1. Olson, Kelly. Dress and the Roman Woman: Self-Presentation and Society (Paperback), Routledge; 1st edition (June 16, 2008). ISBN-10: 0415414768
At $32.33 ($26.64 on Amazon Marketplace), this tiny (14 pages!) tome is very expensive, but the product description suggests it might be worth the price:
In ancient Rome, the subtlest details in dress distinguished between levels of hierarchy. Clothes were a key part of the sign systems of Roman civilisation – a central aspect of its visual language, for women as well as men.
This engaging book collects and examines literary references and artistic evidence to female clothing, cosmetics and ornament in Roman antiquity to decipher their meaning and reveal what it meant to be an adorned woman in Roman society.
Cosmetics, ornament and fashion were often considered frivolous, wasteful or deceptive, which reflects ancient views about women; but, Kelly Olson argues, women often enjoyed fashioning themselves and many treated adornment as a significant activity, enjoying the social status, influence and power that it signified.
This study makes a significant contribution our knowledge of Roman women, and will be essential reading for anyone interested in ancient Roman life.
2. Sumner, Graham. Roman Military Dress. The History Press (July 1, 2009). ISBN-10: 0752445766
Sumner has written some very good explanations of Roman military dress for Osprey Publishing's Men at Arms series. This volume purports to cover "the development of the Roman soldier’s uniform from the Late Republic to the advent of the Byzantine Empire." If he provides the same level of thoughtfulness but more detail than the Osprey books he's written that address these periods, the book will be well worth the money.
3. Edmundson, Jonathan & Keith, Alison (eds.) Roman Dress and the Fabrics of Roman Culture (Phoenix Supplementary Volumes) (Hardcover). University of Toronto Press; illustrated edition edition (May 7, 2008). ISBN-10: 0802093191.
This volume is a collection of monographs on "the social symbolism and cultural poetics of dress in the ancient Roman world in the period from 200 BCE-400 CE." I sometimes find this type of scholarly essay frustrating, but it can be enlightening if done well with attention to the details of costume itself, and at least some of the essays in this 440-page volume should be worth reading.
4. Gleba, Margarita. Textile Production in Pre-Roman Italy (Ancient Textile Series) (Hardcover) Oxbow Books in Association with the Centre for Textile Research (November 28, 2008).ISBN-10: 1842173308.
According to the product description on Amazon:
"...Margarita Gleba begins with an overview of the prehistoric Appennine peninsula, which featured cultures such as the Villanovans and the Etruscans, and was connected through colonisation and trade with the other parts of the Mediterranean.
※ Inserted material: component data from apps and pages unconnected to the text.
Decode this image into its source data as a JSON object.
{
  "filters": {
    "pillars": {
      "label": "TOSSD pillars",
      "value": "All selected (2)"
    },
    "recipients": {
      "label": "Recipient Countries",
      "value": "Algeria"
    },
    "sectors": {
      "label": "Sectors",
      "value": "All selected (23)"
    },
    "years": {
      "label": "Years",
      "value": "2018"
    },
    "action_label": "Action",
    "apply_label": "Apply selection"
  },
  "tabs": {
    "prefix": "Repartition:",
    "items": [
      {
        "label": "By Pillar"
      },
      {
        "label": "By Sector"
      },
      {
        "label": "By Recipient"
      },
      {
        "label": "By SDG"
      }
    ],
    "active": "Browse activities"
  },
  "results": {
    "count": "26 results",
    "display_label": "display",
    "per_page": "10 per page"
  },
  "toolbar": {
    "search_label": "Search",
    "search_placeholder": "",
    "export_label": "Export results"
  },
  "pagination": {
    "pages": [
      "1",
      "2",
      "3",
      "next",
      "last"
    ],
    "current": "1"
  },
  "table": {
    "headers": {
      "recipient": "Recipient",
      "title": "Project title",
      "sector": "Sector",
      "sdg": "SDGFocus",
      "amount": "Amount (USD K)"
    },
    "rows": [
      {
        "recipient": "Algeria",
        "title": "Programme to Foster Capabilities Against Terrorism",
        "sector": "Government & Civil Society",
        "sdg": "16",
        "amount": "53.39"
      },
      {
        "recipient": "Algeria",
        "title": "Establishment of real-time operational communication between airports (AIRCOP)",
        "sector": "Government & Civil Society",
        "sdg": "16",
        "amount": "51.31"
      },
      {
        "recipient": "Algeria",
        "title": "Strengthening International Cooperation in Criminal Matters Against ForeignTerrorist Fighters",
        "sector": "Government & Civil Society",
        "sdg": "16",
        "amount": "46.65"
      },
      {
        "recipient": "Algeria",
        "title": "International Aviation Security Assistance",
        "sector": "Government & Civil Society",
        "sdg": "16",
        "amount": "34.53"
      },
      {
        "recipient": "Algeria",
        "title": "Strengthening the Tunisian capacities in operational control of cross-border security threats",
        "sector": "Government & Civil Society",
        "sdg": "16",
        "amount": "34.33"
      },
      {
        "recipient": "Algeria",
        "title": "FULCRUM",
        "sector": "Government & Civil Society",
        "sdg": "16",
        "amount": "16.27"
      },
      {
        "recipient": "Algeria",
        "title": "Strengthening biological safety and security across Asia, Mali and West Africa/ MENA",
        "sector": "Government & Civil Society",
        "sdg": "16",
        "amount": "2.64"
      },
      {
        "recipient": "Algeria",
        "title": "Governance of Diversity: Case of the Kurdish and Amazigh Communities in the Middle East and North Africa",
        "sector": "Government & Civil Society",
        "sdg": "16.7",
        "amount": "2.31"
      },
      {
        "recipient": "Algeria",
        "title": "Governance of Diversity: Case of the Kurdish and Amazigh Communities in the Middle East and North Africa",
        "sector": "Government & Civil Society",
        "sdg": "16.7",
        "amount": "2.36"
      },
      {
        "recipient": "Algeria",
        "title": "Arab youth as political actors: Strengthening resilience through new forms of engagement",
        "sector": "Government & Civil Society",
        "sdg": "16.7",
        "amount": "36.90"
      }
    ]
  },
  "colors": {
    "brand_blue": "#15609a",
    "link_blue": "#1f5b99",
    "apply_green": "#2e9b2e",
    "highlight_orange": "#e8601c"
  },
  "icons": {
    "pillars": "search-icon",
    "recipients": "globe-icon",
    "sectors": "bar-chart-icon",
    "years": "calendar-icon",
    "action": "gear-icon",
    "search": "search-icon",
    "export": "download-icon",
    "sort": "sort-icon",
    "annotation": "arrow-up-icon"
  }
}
She then focuses on the textiles themselves: their appearance in written and iconographic sources, the fibres and dyes employed, how they were produced and what they were used for: we learn, for instance, of the linen used in sails and rigging on Etruscan ships, and of the complex looms needed to produce twill. Featuring a comprehensive analysis of textiles remains and textile tools from the period, the book recovers information about funerary ritual, the sexual differentiation of labour (the spinners and weavers were usually women) and the important role the exchange of luxury textiles played in the emergence of an elite."
This one is expensive (the cheapest copies on Amazon Marketplace are nearly $60 USD) but sounds as though it contains a wealth of information on a hard-to-research era of textile history.
In addition, I see that an old classic, Lillian Wilson's The Roman Toga has been republished and is available in a paperback edition for less than $20 USD. I have wanted to read that book for years; clearly, now is my chance.